+++ Entries supplied

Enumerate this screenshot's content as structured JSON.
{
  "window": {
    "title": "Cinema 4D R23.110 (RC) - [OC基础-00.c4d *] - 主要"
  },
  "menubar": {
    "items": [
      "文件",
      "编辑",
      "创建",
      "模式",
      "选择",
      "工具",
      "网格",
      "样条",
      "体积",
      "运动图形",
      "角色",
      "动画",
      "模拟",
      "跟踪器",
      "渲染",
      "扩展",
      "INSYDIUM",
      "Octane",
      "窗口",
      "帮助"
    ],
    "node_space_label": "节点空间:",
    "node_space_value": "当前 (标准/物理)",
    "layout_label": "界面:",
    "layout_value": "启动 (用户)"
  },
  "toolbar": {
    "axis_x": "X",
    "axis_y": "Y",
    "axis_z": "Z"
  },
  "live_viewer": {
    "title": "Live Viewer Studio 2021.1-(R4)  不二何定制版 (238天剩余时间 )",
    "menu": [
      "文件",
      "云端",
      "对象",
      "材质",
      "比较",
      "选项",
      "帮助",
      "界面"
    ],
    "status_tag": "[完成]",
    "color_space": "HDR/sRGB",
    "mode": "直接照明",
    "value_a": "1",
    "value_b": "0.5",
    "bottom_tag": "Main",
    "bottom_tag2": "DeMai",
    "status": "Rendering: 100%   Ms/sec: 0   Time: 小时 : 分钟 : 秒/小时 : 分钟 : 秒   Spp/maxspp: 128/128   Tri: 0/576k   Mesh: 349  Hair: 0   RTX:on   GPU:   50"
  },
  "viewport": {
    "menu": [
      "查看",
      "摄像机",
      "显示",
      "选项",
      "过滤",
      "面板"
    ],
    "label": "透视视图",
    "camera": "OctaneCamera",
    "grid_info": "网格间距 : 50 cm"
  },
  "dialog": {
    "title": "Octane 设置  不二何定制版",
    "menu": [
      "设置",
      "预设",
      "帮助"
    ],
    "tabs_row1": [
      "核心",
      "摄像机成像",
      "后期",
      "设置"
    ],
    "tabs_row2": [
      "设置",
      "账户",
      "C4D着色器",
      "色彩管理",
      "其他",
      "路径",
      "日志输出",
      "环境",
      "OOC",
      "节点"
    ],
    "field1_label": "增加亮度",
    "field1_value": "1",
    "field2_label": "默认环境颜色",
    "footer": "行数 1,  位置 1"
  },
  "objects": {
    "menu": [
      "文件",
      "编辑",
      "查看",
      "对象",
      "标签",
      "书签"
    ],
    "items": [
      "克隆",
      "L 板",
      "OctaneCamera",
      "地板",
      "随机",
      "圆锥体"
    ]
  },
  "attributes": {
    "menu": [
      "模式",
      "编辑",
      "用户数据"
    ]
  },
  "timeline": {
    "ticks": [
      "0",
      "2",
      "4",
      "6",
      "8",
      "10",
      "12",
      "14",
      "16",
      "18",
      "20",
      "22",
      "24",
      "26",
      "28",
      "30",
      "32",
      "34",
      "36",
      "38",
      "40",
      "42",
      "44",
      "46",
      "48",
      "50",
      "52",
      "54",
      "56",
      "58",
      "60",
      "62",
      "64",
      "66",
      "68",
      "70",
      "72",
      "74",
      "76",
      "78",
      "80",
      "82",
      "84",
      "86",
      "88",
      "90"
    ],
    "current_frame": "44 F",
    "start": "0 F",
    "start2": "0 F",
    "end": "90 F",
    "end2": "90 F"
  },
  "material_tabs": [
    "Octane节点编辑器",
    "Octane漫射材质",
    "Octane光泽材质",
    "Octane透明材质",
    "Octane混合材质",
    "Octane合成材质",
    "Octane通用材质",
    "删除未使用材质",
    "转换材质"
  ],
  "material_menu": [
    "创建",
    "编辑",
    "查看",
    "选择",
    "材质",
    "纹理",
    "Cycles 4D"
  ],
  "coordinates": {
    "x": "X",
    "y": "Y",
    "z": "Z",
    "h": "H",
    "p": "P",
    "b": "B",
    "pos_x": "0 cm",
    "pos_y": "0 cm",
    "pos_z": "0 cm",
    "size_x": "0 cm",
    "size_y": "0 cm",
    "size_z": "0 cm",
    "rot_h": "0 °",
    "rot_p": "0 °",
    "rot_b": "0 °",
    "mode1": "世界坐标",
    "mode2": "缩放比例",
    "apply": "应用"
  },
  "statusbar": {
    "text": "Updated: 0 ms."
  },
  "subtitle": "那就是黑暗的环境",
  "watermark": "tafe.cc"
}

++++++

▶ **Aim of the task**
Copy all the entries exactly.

▶ **Exercise result**
Enumerate this screenshot's content as structured JSON.
{
  "window": {
    "title": "Cinema 4D R23.110 (RC) - [OC基础-00.c4d *] - 主要"
  },
  "menubar": {
    "items": [
      "文件",
      "编辑",
      "创建",
      "模式",
      "选择",
      "工具",
      "网格",
      "样条",
      "体积",
      "运动图形",
      "角色",
      "动画",
      "模拟",
      "跟踪器",
      "渲染",
      "扩展",
      "INSYDIUM",
      "Octane",
      "窗口",
      "帮助"
    ],
    "node_space_label": "节点空间:",
    "node_space_value": "当前 (标准/物理)",
    "layout_label": "界面:",
    "layout_value": "启动 (用户)"
  },
  "toolbar": {
    "axis_x": "X",
    "axis_y": "Y",
    "axis_z": "Z"
  },
  "live_viewer": {
    "title": "Live Viewer Studio 2021.1-(R4)  不二何定制版 (238天剩余时间 )",
    "menu": [
      "文件",
      "云端",
      "对象",
      "材质",
      "比较",
      "选项",
      "帮助",
      "界面"
    ],
    "status_tag": "[完成]",
    "color_space": "HDR/sRGB",
    "mode": "直接照明",
    "value_a": "1",
    "value_b": "0.5",
    "bottom_tag": "Main",
    "bottom_tag2": "DeMai",
    "status": "Rendering: 100%   Ms/sec: 0   Time: 小时 : 分钟 : 秒/小时 : 分钟 : 秒   Spp/maxspp: 128/128   Tri: 0/576k   Mesh: 349  Hair: 0   RTX:on   GPU:   50"
  },
  "viewport": {
    "menu": [
      "查看",
      "摄像机",
      "显示",
      "选项",
      "过滤",
      "面板"
    ],
    "label": "透视视图",
    "camera": "OctaneCamera",
    "grid_info": "网格间距 : 50 cm"
  },
  "dialog": {
    "title": "Octane 设置  不二何定制版",
    "menu": [
      "设置",
      "预设",
      "帮助"
    ],
    "tabs_row1": [
      "核心",
      "摄像机成像",
      "后期",
      "设置"
    ],
    "tabs_row2": [
      "设置",
      "账户",
      "C4D着色器",
      "色彩管理",
      "其他",
      "路径",
      "日志输出",
      "环境",
      "OOC",
      "节点"
    ],
    "field1_label": "增加亮度",
    "field1_value": "1",
    "field2_label": "默认环境颜色",
    "footer": "行数 1,  位置 1"
  },
  "objects": {
    "menu": [
      "文件",
      "编辑",
      "查看",
      "对象",
      "标签",
      "书签"
    ],
    "items": [
      "克隆",
      "L 板",
      "OctaneCamera",
      "地板",
      "随机",
      "圆锥体"
    ]
  },
  "attributes": {
    "menu": [
      "模式",
      "编辑",
      "用户数据"
    ]
  },
  "timeline": {
    "ticks": [
      "0",
      "2",
      "4",
      "6",
      "8",
      "10",
      "12",
      "14",
      "16",
      "18",
      "20",
      "22",
      "24",
      "26",
      "28",
      "30",
      "32",
      "34",
      "36",
      "38",
      "40",
      "42",
      "44",
      "46",
      "48",
      "50",
      "52",
      "54",
      "56",
      "58",
      "60",
      "62",
      "64",
      "66",
      "68",
      "70",
      "72",
      "74",
      "76",
      "78",
      "80",
      "82",
      "84",
      "86",
      "88",
      "90"
    ],
    "current_frame": "44 F",
    "start": "0 F",
    "start2": "0 F",
    "end": "90 F",
    "end2": "90 F"
  },
  "material_tabs": [
    "Octane节点编辑器",
    "Octane漫射材质",
    "Octane光泽材质",
    "Octane透明材质",
    "Octane混合材质",
    "Octane合成材质",
    "Octane通用材质",
    "删除未使用材质",
    "转换材质"
  ],
  "material_menu": [
    "创建",
    "编辑",
    "查看",
    "选择",
    "材质",
    "纹理",
    "Cycles 4D"
  ],
  "coordinates": {
    "x": "X",
    "y": "Y",
    "z": "Z",
    "h": "H",
    "p": "P",
    "b": "B",
    "pos_x": "0 cm",
    "pos_y": "0 cm",
    "pos_z": "0 cm",
    "size_x": "0 cm",
    "size_y": "0 cm",
    "size_z": "0 cm",
    "rot_h": "0 °",
    "rot_p": "0 °",
    "rot_b": "0 °",
    "mode1": "世界坐标",
    "mode2": "缩放比例",
    "apply": "应用"
  },
  "statusbar": {
    "text": "Updated: 0 ms."
  },
  "subtitle": "那就是黑暗的环境",
  "watermark": "tafe.cc"
}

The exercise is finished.